Tell me how many lines of the entries below include the string "bucket", and give only the number.

——————

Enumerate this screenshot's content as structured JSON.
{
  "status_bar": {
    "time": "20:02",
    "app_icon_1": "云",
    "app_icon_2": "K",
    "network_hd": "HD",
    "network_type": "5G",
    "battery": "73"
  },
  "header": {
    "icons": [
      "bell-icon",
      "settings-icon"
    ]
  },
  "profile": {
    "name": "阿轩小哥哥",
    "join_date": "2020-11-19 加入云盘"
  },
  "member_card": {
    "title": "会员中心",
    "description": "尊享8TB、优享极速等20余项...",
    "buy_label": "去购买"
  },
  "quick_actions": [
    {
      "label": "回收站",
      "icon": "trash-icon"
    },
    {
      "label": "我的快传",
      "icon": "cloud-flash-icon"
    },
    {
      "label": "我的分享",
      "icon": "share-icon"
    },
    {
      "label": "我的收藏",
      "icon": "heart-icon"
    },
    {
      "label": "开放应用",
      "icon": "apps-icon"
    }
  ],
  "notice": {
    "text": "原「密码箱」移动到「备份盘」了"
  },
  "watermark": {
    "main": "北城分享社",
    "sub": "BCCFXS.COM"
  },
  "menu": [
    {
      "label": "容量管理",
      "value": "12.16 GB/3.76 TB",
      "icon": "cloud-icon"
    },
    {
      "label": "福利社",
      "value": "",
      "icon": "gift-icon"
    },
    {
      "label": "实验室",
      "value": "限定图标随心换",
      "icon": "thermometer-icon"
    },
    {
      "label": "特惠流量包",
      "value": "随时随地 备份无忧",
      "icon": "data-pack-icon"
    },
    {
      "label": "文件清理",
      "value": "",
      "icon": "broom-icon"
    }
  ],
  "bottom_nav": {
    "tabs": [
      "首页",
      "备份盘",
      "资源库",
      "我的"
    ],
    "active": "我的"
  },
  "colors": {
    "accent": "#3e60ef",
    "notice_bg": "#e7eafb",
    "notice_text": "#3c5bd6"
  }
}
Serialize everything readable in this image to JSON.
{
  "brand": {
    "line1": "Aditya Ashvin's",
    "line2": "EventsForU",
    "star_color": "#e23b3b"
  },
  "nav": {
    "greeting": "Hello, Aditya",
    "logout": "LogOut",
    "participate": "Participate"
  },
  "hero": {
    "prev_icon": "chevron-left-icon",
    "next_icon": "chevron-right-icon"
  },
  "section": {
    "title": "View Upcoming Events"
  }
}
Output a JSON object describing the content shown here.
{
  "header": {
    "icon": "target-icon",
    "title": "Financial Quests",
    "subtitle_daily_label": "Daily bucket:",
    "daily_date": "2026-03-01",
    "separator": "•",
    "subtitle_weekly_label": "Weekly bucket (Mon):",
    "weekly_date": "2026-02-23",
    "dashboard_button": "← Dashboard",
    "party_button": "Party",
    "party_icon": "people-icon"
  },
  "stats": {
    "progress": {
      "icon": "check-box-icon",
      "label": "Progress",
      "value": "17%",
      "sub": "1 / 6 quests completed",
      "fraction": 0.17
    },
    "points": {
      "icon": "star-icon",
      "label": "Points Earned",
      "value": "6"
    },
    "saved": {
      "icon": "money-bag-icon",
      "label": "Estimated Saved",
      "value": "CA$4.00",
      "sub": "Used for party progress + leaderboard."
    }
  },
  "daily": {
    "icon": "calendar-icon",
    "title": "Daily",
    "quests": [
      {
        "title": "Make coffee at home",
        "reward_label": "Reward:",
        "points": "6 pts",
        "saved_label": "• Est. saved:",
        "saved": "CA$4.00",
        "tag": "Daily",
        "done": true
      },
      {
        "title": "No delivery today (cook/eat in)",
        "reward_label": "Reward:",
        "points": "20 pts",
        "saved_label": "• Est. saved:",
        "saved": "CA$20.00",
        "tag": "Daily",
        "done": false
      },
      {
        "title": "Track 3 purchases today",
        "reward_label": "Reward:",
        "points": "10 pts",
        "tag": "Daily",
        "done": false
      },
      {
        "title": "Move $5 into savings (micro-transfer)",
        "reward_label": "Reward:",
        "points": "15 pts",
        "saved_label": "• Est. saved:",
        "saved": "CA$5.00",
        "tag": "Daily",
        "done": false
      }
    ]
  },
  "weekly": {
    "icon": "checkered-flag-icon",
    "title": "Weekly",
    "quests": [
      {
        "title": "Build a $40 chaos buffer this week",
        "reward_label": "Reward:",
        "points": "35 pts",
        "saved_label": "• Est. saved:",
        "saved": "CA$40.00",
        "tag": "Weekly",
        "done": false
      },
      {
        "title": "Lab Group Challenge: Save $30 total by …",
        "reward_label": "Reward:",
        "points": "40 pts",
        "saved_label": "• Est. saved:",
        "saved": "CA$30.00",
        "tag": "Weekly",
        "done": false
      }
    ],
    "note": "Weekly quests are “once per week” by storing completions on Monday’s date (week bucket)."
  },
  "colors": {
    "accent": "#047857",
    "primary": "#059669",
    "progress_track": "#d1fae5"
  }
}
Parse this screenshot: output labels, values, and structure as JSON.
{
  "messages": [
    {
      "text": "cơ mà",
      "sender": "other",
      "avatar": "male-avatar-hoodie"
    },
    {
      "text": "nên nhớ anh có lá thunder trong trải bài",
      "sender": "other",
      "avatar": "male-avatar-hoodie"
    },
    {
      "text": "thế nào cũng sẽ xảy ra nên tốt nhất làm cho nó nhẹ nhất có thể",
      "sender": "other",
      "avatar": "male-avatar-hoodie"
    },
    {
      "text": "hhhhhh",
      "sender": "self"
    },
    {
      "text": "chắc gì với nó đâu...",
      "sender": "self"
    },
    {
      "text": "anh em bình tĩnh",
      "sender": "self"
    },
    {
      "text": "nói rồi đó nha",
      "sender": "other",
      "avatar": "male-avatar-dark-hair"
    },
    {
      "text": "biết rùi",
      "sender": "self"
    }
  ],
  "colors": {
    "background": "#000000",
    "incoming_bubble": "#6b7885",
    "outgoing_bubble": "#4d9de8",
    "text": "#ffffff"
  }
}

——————

* [Output for this exercise]: 3